"In the early 1990's a significant breakthrough was made when several research groups recognized that sickness behaviours were remarkably similar to the symptoms of depression...The first to propose explicitly that depression was driven by PI molecules was Ronald Smith in a seminal paper published in 1991."
F.R. Walker et al. Stress Nutrition and Physical Activity in Inflammatory Diseases. Chapter 15: Stress and Inflammation: An Emerging Story. p266.
"The link to depression was made in Smith’s ‘macrophage theory of depression’ in which he noted the similarities between sickness behavior and depression, and proposed specifically that IL-1 secreted by macrophages was responsible for the depression. This exciting series of proposals caught the imagination of many researchers, and has achieved folklore status."
Adrian J. Dunna, Artur H. Swiergiel, Renaud de Beaurepaire. Cytokines as mediators of depression: What can we learn from animal studies? Neuroscience & Biobehavioral Reviews 29:891-909, 2005.
"The etiology of depression is still controversial, and several theories have emerged to explain it. Taking into account the communication between the immune and central nervous systems, Smith, in the early 1990s, proposed a role for cytokines in depression. The 'cytokine theory of depression', that has been widely studied in the last two decades, proposes that enhanced production of proinflammatory cytokines is associated with the pathogenesis of depression. Indeed, several studies show a significant increase in the production of proinflammatory cytokines among depressed patients." "The 'cytokine theory of depression' has also been supported by a large set of results in animals models."

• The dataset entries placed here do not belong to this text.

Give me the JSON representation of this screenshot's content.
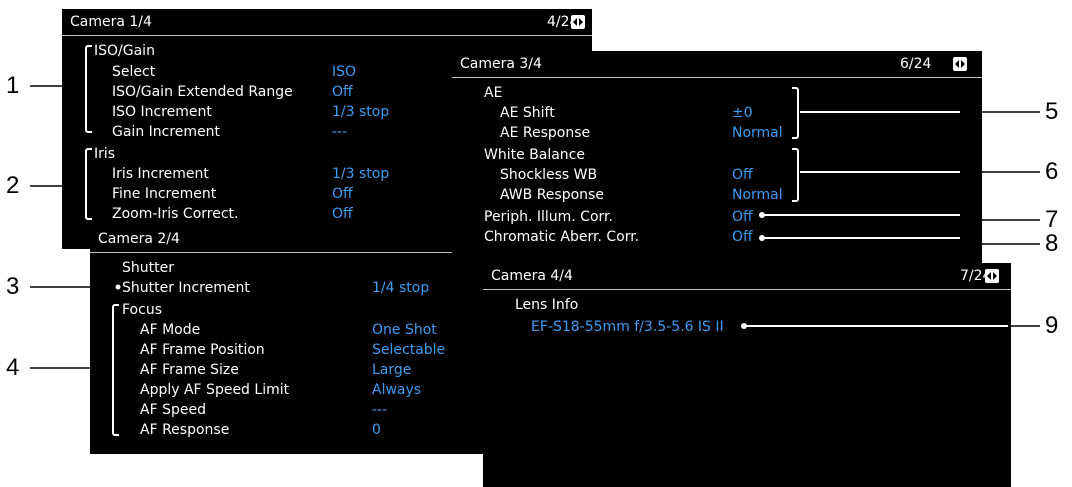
{
  "icons": {
    "nav": "left-right-arrows-icon"
  },
  "colors": {
    "value": "#3d9df2",
    "panel_bg": "#000000",
    "label": "#ffffff"
  },
  "camera1": {
    "title": "Camera 1/4",
    "page": "4/24",
    "iso_group": "ISO/Gain",
    "rows_iso": [
      {
        "label": "Select",
        "value": "ISO"
      },
      {
        "label": "ISO/Gain Extended Range",
        "value": "Off"
      },
      {
        "label": "ISO Increment",
        "value": "1/3 stop"
      },
      {
        "label": "Gain Increment",
        "value": "---"
      }
    ],
    "iris_group": "Iris",
    "rows_iris": [
      {
        "label": "Iris Increment",
        "value": "1/3 stop"
      },
      {
        "label": "Fine Increment",
        "value": "Off"
      },
      {
        "label": "Zoom-Iris Correct.",
        "value": "Off"
      }
    ]
  },
  "camera2": {
    "title": "Camera 2/4",
    "shutter_group": "Shutter",
    "shutter_row": {
      "label": "Shutter Increment",
      "value": "1/4 stop"
    },
    "focus_group": "Focus",
    "rows_focus": [
      {
        "label": "AF Mode",
        "value": "One Shot"
      },
      {
        "label": "AF Frame Position",
        "value": "Selectable"
      },
      {
        "label": "AF Frame Size",
        "value": "Large"
      },
      {
        "label": "Apply AF Speed Limit",
        "value": "Always"
      },
      {
        "label": "AF Speed",
        "value": "---"
      },
      {
        "label": "AF Response",
        "value": "0"
      }
    ]
  },
  "camera3": {
    "title": "Camera 3/4",
    "page": "6/24",
    "ae_group": "AE",
    "rows_ae": [
      {
        "label": "AE Shift",
        "value": "±0"
      },
      {
        "label": "AE Response",
        "value": "Normal"
      }
    ],
    "wb_group": "White Balance",
    "rows_wb": [
      {
        "label": "Shockless WB",
        "value": "Off"
      },
      {
        "label": "AWB Response",
        "value": "Normal"
      }
    ],
    "periph": {
      "label": "Periph. Illum. Corr.",
      "value": "Off"
    },
    "chroma": {
      "label": "Chromatic Aberr. Corr.",
      "value": "Off"
    }
  },
  "camera4": {
    "title": "Camera 4/4",
    "page": "7/24",
    "lens_group": "Lens Info",
    "lens_value": "EF-S18-55mm f/3.5-5.6 IS II"
  },
  "callouts": [
    "1",
    "2",
    "3",
    "4",
    "5",
    "6",
    "7",
    "8",
    "9"
  ]
}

Susana Roque et al. Interleukin-10: A Key Cytokine in Depression? Cardiovascular Psychiatry and Neurology Volume 2009 (2009), Article ID 187894, 5 pages.
"The macrophage theory of depression was formulated by Smith in 1991. This hypothesis proposes that excessive secretion of macrophage cytokines such as interleukin (IL) -I, tumour necrosis factor-a (TNF-a), and interferon-a (IFN-a) are a cause of some cases of major depression. To date, there are several lines of evidence that arise from both clinical and experimental studies to support this hypothesis."

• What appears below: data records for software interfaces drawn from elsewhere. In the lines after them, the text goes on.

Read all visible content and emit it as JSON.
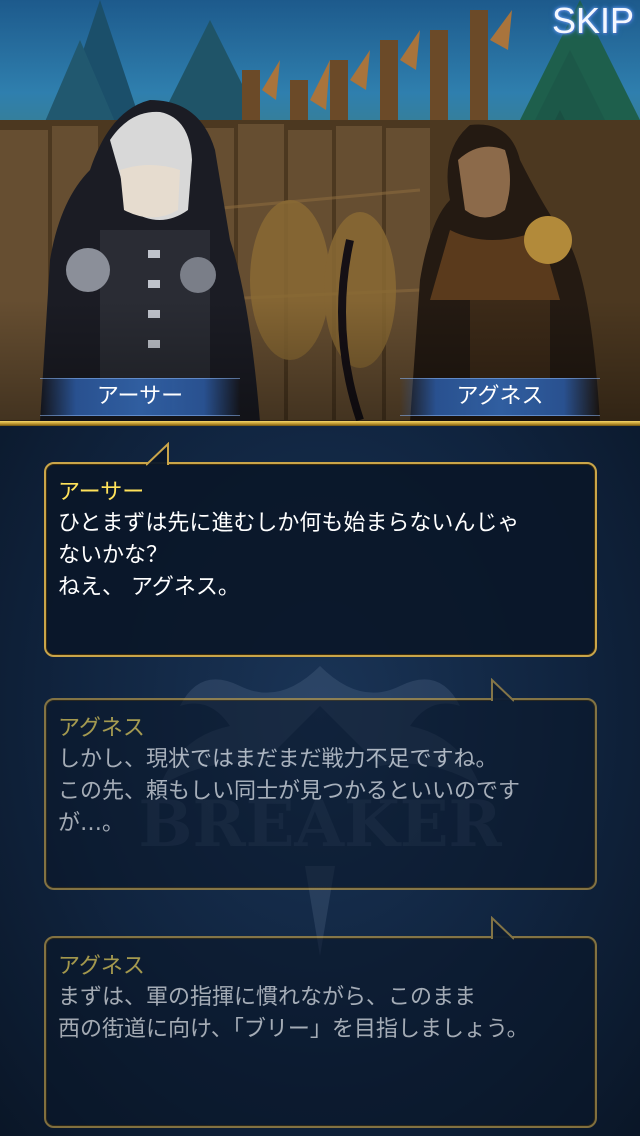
{
  "skip": {
    "label": "SKIP"
  },
  "characters": {
    "left": {
      "name": "アーサー"
    },
    "right": {
      "name": "アグネス"
    }
  },
  "dialogs": [
    {
      "speaker": "アーサー",
      "lines": [
        "ひとまずは先に進むしか何も始まらないんじゃ",
        "ないかな？",
        "ねえ、 アグネス。"
      ],
      "active": true
    },
    {
      "speaker": "アグネス",
      "lines": [
        "しかし、現状ではまだまだ戦力不足ですね。",
        "この先、頼もしい同士が見つかるといいのです",
        "が…。"
      ],
      "active": false
    },
    {
      "speaker": "アグネス",
      "lines": [
        "まずは、軍の指揮に慣れながら、このまま",
        "西の街道に向け、「ブリー」を目指しましょう。"
      ],
      "active": false
    }
  ],
  "watermark": {
    "logo_text": "BREAKER"
  },
  "colors": {
    "speaker": "#ffe25a",
    "border": "#c9a54a",
    "text": "#ffffff",
    "panel": "#0c1a2e"
  }
}
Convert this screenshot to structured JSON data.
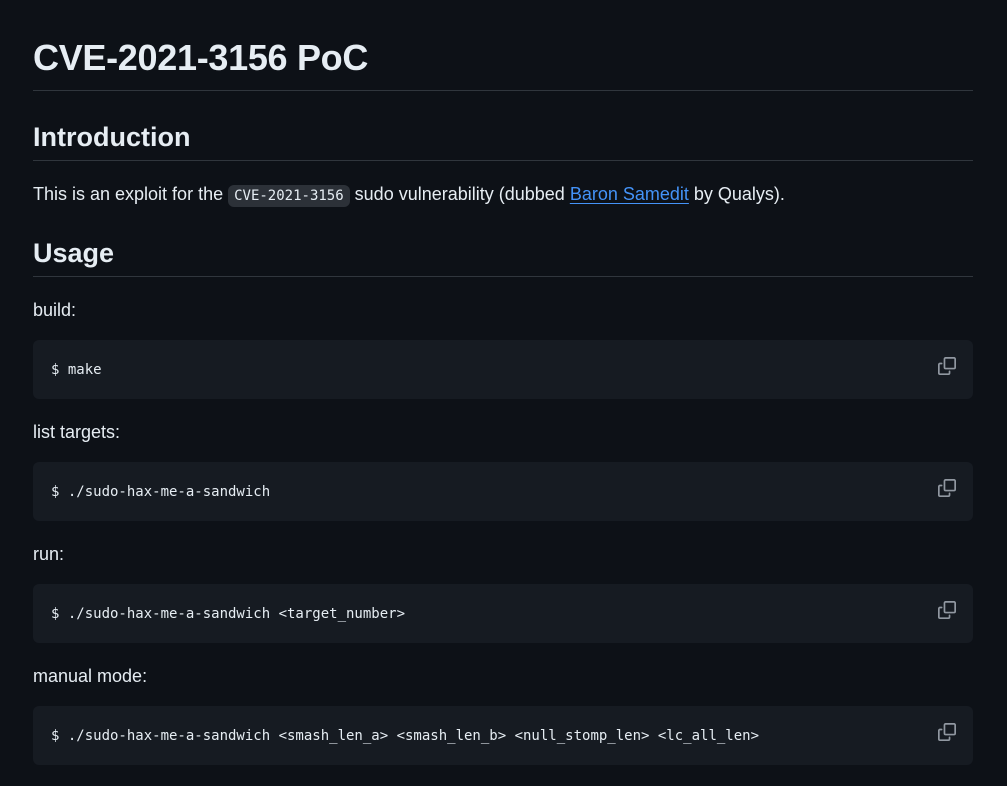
{
  "title": "CVE-2021-3156 PoC",
  "introduction": {
    "heading": "Introduction",
    "text_before": "This is an exploit for the ",
    "code": "CVE-2021-3156",
    "text_middle": " sudo vulnerability (dubbed ",
    "link_text": "Baron Samedit",
    "text_after": " by Qualys)."
  },
  "usage": {
    "heading": "Usage",
    "sections": [
      {
        "label": "build:",
        "command": "$ make"
      },
      {
        "label": "list targets:",
        "command": "$ ./sudo-hax-me-a-sandwich"
      },
      {
        "label": "run:",
        "command": "$ ./sudo-hax-me-a-sandwich <target_number>"
      },
      {
        "label": "manual mode:",
        "command": "$ ./sudo-hax-me-a-sandwich <smash_len_a> <smash_len_b> <null_stomp_len> <lc_all_len>"
      }
    ]
  },
  "icons": {
    "copy": "copy-icon"
  },
  "colors": {
    "background": "#0d1117",
    "code_bg": "#161b22",
    "text": "#e6edf3",
    "link": "#4493f8",
    "border": "#30363d"
  }
}
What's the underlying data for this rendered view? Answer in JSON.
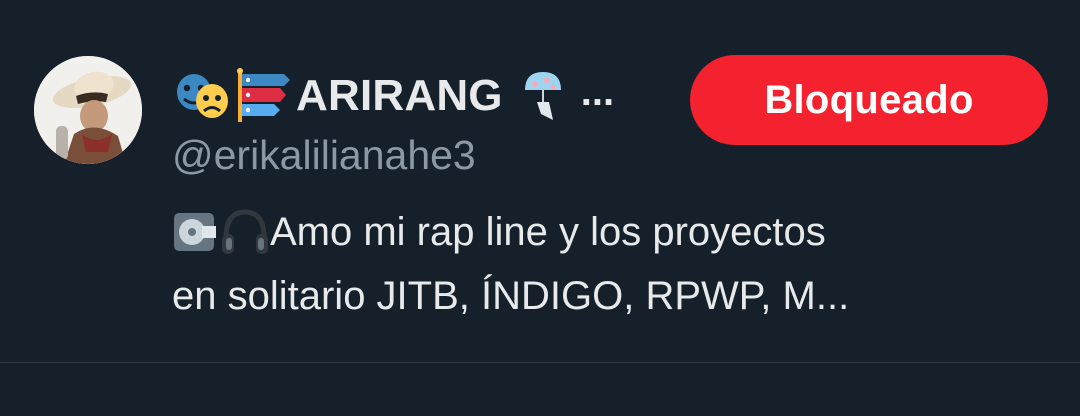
{
  "profile": {
    "display_name": "ARIRANG",
    "name_emojis_before": [
      "performing-arts-icon",
      "carp-streamer-icon"
    ],
    "name_emojis_after": [
      "wind-chime-icon"
    ],
    "name_truncation": "...",
    "handle": "@erikalilianahe3",
    "bio_line1_text": "Amo mi rap line y los proyectos",
    "bio_line1_emojis": [
      "minidisc-icon",
      "headphone-icon"
    ],
    "bio_line2_text": "en solitario JITB, ÍNDIGO, RPWP, M..."
  },
  "actions": {
    "blocked_label": "Bloqueado"
  },
  "colors": {
    "background": "#15202b",
    "primary_text": "#e7e9ea",
    "secondary_text": "#8b98a5",
    "blocked_button": "#f4212e"
  }
}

Thomas J. Connor, Brian E. Leonard. Depression, Stress, and Immunological Activation: The Role of Cytokines in Depressive Disorders. Life Sciences, Vol. 62, No. 7, pp. 583-606. 1998.
Scientific Publications of Ronald S. Smith

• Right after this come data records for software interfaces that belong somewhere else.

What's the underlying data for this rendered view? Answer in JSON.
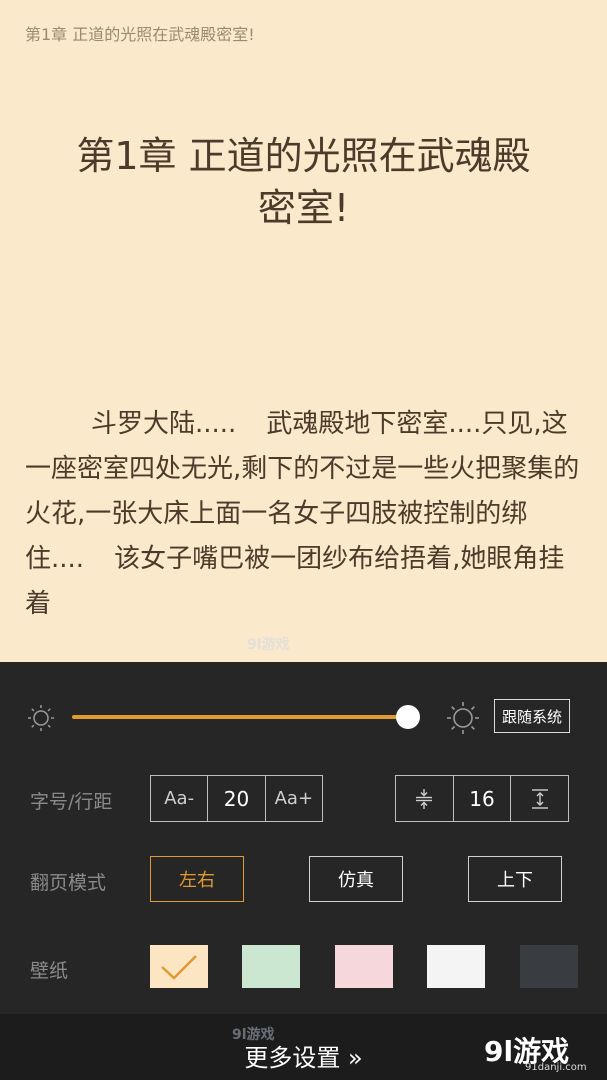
{
  "reader": {
    "running_header": "第1章  正道的光照在武魂殿密室!",
    "chapter_title_line1": "第1章 正道的光照在武魂殿",
    "chapter_title_line2": "密室!",
    "paragraph_part1": "斗罗大陆.....",
    "paragraph_part2": "武魂殿地下密室....只见,这一座密室四处无光,剩下的不过是一些火把聚集的火花,一张大床上面一名女子四肢被控制的绑住....",
    "paragraph_part3": "该女子嘴巴被一团纱布给捂着,她眼角挂着"
  },
  "settings": {
    "brightness_level": 0.96,
    "follow_system": "跟随系统",
    "font_label": "字号/行距",
    "font_decrease": "Aa-",
    "font_size": "20",
    "font_increase": "Aa+",
    "line_spacing": "16",
    "page_mode_label": "翻页模式",
    "page_modes": [
      "左右",
      "仿真",
      "上下"
    ],
    "page_mode_selected": "左右",
    "wallpaper_label": "壁纸",
    "wallpapers": [
      "#fbe5c3",
      "#cbe6d1",
      "#f6d8dc",
      "#f4f4f4",
      "#393c40"
    ],
    "accent_color": "#e09a32",
    "more_settings": "更多设置 »"
  },
  "watermark": {
    "brand": "9l游戏",
    "url": "91danji.com",
    "faint_text": "9l游戏"
  }
}
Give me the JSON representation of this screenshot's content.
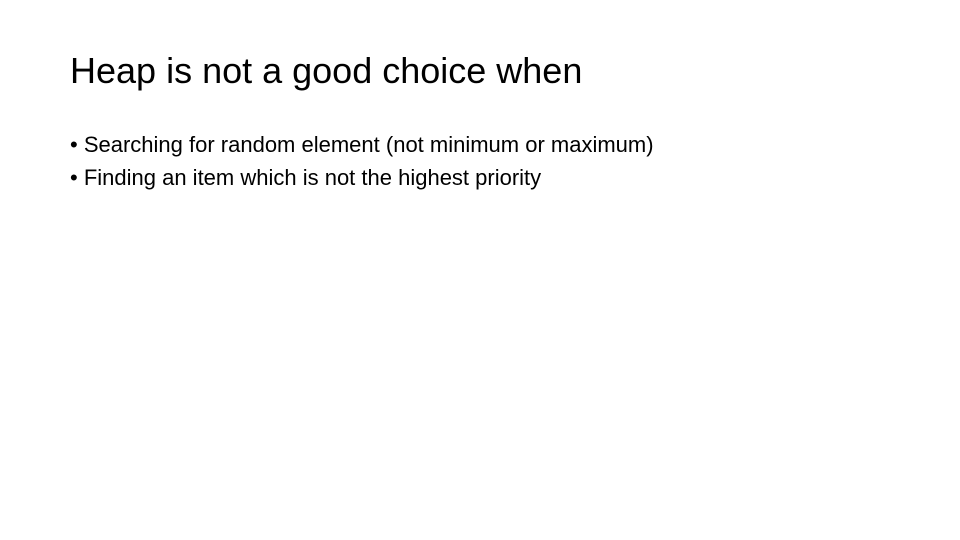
{
  "slide": {
    "title": "Heap is not a good choice when",
    "bullets": [
      "Searching for random element (not minimum or maximum)",
      "Finding an item which is not the highest priority"
    ]
  }
}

Cytokine, Volume 10, Issue 4, April 1998, Pages 313-318.
Schizophrenia Research, Volume 26, Issues 2-3, 29 Aug 1997, Pages 221-225.
Biological Psychiatry, Volume 42, Issue 1, Supplement 1, 1 July 1997, Page 5S.
Journal of Affective Disorders, Volume 38, Issue 1, 26 Apr 1996, Pages 35-46.
Psychoneuroendocrinology , Volume 20, Issue 2, 1995, Pages 111-116.
Journal of Psychiatric Research, Volume 29, Issue 2, March-April 1995, Pages 141-152.
Medical Hypotheses, Volume 45, Issue 2, August 1995, Pages 135-141.
Invited Speaker, 20th European Conference on Psychosomatic Research, August 24-27th, 1994, Gent, Belgium.
1st International Congress of the International Society for the Study of Fatty Acids and Lipids, Lugano, Switzerland, June 30-July 3, 1993.
Medical Hypotheses, Volume 39, Issue 3, November 1992, Pages 248-257.
Medical Hypotheses, Volume 39, Issue 2, October 1992, Pages 168-174.
Depression Briefing 3:235-238, 1992.
Medical Hypotheses, Volume 37, Issue 1, January 1992, Pages 27-30.
Journal of Orthomolecular Medicine 6:64-66, 1991.
Medical Hypotheses, Volume 35, Issue 4, August 1991, Pages 298-306.
Errata in Volume 36, Issue 2, October 1991, Page 178
Medical Hypotheses, Volume 34, Issue 3, March 1991, Pages 225-229.
Medical Hypotheses, Volume 34, Issue 1, January 1991, Pages 49-57.
The Lyncean Press 2nd Ed., 1989.
The Journal of Organic Chemistry 1973 38 (25), 4219-4225.
The Journal of Organic Chemistry 1972 37 (24), 3915-3919.
Journal of the American Chemical Society, 1969 91 (13), 3610-3616.
The Journal of Organic Chemistry 1968 33 (10), 3882-3885.
Journal of the American Chemical Society 1967 89 (9), 2230-2231.
Masters Thesis. San Diego State University, 1967.